Date of Award
Doctor of Philosophy
Todd Moore, Leticia Flores, Ralph Lydic
The rate of college students seeking mental health care and academic accommodations for mental health concerns has significantly increased over the past several years (Esienberg, Hunt, & Speer, 2012; Kessler, Petukhova, Sampson, Zazlavsky, & Hans-Ullrich, 2012). Research has documented a significant relation between working memory and mental disorders (Joormann & Gotlib, 2008). The proposed study attempts to expand our understanding of specific working memory processes (e.g., reaction time, accuracy, and modality) and working memory’s effect on mental disorders. The proposed study uses Engle’s Model of working memory (Engle, et al., 1999). Scores on three working memory assessments will be used isolate specific working memory processes. Students will be asked to complete self-report ratings of Attention-Deficit/Hyperactivity Disorder (ADHD) and depression. The proposed study will examine (1) the relationship between processing related variables of working memory and total working memory capacity, (2) the unique contribution of working memory capacity to symptoms of ADHD, and (3) the unique contribution of working memory capacity to symptoms of depression.
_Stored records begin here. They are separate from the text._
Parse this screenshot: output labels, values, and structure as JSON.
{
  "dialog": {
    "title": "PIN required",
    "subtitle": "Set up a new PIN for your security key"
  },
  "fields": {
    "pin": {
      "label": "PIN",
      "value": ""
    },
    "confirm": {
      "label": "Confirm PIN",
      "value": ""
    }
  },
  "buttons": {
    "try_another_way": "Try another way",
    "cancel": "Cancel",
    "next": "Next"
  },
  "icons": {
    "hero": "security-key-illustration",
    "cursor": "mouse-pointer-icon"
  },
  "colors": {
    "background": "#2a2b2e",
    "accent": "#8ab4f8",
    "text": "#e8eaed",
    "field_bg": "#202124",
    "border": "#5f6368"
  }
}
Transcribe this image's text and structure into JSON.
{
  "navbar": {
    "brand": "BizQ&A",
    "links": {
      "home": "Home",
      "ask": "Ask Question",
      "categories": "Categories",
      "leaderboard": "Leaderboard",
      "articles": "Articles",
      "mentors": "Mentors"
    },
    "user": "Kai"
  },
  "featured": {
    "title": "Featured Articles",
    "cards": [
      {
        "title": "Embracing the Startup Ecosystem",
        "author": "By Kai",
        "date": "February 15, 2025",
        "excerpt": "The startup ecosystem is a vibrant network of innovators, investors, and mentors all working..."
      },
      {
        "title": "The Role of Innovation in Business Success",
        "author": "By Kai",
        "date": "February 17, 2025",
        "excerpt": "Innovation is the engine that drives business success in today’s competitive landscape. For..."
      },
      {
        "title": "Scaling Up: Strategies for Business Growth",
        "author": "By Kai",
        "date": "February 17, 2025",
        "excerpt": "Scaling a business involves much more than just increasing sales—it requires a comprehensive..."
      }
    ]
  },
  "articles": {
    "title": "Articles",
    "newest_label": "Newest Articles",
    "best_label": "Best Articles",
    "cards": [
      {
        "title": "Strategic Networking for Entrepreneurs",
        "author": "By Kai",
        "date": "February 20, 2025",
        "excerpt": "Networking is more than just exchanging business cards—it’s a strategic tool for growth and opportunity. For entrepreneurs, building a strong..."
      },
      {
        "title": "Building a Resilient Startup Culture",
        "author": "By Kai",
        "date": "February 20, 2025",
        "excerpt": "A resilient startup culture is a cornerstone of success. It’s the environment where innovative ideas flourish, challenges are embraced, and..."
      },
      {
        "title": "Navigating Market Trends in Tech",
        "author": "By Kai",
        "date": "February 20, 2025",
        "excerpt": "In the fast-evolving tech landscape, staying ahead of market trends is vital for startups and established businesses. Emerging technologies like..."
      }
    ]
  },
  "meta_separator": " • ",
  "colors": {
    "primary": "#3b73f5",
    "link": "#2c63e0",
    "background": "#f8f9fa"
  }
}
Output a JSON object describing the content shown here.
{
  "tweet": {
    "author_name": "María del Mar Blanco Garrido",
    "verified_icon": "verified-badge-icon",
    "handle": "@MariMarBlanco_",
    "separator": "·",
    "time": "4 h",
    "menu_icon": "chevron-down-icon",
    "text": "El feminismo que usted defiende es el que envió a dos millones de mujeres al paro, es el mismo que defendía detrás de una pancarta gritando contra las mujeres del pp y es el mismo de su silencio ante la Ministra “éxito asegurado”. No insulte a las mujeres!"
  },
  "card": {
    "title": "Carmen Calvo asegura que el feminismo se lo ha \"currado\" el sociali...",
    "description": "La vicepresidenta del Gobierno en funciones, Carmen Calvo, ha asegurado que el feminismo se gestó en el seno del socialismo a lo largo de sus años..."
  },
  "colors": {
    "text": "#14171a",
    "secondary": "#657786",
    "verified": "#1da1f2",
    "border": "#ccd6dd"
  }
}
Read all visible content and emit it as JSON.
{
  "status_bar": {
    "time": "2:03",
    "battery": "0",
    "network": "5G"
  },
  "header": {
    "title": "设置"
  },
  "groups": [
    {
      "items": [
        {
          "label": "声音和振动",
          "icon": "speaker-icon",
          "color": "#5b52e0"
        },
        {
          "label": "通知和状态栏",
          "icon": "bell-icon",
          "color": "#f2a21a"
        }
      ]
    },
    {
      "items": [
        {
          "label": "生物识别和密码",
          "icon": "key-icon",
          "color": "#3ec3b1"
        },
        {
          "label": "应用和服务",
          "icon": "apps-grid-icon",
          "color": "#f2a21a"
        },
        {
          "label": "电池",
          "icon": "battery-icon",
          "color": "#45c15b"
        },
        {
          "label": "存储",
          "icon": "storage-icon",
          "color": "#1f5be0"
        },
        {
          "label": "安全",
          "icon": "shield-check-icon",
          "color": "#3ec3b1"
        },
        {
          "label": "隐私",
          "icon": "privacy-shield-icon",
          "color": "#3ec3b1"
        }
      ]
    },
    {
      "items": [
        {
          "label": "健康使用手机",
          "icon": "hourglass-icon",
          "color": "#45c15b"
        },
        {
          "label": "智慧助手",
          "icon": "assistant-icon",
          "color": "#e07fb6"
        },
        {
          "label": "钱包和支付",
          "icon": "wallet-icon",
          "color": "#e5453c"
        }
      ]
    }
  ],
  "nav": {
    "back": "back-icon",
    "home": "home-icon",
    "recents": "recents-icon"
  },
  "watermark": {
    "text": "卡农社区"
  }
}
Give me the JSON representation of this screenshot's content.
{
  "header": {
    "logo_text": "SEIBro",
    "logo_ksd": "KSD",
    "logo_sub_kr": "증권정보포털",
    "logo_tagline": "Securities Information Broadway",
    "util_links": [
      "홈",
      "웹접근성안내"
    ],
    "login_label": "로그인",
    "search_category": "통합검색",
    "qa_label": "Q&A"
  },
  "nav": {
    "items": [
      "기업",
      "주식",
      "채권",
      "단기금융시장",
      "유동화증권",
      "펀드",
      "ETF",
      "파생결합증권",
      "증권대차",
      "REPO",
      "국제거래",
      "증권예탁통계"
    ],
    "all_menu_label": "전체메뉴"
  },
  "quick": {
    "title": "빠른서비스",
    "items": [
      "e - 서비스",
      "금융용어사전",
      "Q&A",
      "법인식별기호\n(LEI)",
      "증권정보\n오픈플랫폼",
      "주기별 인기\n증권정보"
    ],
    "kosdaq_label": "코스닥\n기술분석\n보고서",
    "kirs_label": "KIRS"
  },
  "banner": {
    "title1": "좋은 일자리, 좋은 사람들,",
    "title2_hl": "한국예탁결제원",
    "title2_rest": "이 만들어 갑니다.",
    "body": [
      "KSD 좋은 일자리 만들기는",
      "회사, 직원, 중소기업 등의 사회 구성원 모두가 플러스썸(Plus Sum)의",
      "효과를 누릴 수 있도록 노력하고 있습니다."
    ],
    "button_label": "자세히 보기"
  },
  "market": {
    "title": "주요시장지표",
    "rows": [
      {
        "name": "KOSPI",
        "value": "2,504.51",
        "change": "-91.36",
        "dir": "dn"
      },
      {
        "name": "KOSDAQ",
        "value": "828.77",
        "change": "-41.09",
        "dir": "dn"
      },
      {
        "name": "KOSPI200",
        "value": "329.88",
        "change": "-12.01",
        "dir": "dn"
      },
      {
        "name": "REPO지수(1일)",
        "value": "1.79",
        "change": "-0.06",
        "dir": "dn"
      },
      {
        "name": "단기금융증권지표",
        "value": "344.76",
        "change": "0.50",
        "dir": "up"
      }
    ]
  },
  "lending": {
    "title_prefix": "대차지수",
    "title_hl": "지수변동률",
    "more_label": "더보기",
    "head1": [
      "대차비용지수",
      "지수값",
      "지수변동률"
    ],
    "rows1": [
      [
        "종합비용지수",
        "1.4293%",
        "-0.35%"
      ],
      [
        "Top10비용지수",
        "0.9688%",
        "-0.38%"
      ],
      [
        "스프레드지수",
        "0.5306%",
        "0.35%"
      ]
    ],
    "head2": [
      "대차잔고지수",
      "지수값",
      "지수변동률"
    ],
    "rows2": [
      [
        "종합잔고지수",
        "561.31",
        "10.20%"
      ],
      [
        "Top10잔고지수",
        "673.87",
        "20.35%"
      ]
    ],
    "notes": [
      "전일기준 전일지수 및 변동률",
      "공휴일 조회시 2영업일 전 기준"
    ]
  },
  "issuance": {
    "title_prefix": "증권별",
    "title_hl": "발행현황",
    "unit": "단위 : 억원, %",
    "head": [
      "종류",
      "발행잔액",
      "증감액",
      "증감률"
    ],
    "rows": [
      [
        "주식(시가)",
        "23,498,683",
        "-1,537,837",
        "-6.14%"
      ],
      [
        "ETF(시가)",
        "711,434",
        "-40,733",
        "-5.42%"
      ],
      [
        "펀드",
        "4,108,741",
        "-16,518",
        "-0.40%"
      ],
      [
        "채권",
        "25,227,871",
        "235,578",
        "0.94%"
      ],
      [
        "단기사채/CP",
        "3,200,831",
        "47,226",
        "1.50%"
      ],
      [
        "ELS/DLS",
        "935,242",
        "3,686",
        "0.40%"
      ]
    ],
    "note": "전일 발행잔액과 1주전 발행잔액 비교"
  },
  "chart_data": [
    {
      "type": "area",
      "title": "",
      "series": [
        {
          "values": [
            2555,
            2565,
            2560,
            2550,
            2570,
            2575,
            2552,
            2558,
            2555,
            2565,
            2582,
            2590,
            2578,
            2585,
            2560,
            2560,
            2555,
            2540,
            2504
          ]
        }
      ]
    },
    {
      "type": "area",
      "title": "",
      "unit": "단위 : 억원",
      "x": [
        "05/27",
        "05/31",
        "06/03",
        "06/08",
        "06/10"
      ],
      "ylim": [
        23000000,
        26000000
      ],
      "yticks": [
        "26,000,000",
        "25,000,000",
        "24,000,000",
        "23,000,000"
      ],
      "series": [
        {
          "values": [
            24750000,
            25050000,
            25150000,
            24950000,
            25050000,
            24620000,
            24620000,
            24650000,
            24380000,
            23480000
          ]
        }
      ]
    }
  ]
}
This area of research has important implications for targeting impairment-specific cognitive interventions.
Fillauer, Jonathan P., "The Association Among Working Memory Capacity, Working Memory Processes, and Symptoms of ADHD and Depression. " PhD diss., University of Tennessee, 2021.
Available for download on Thursday, August 15, 2024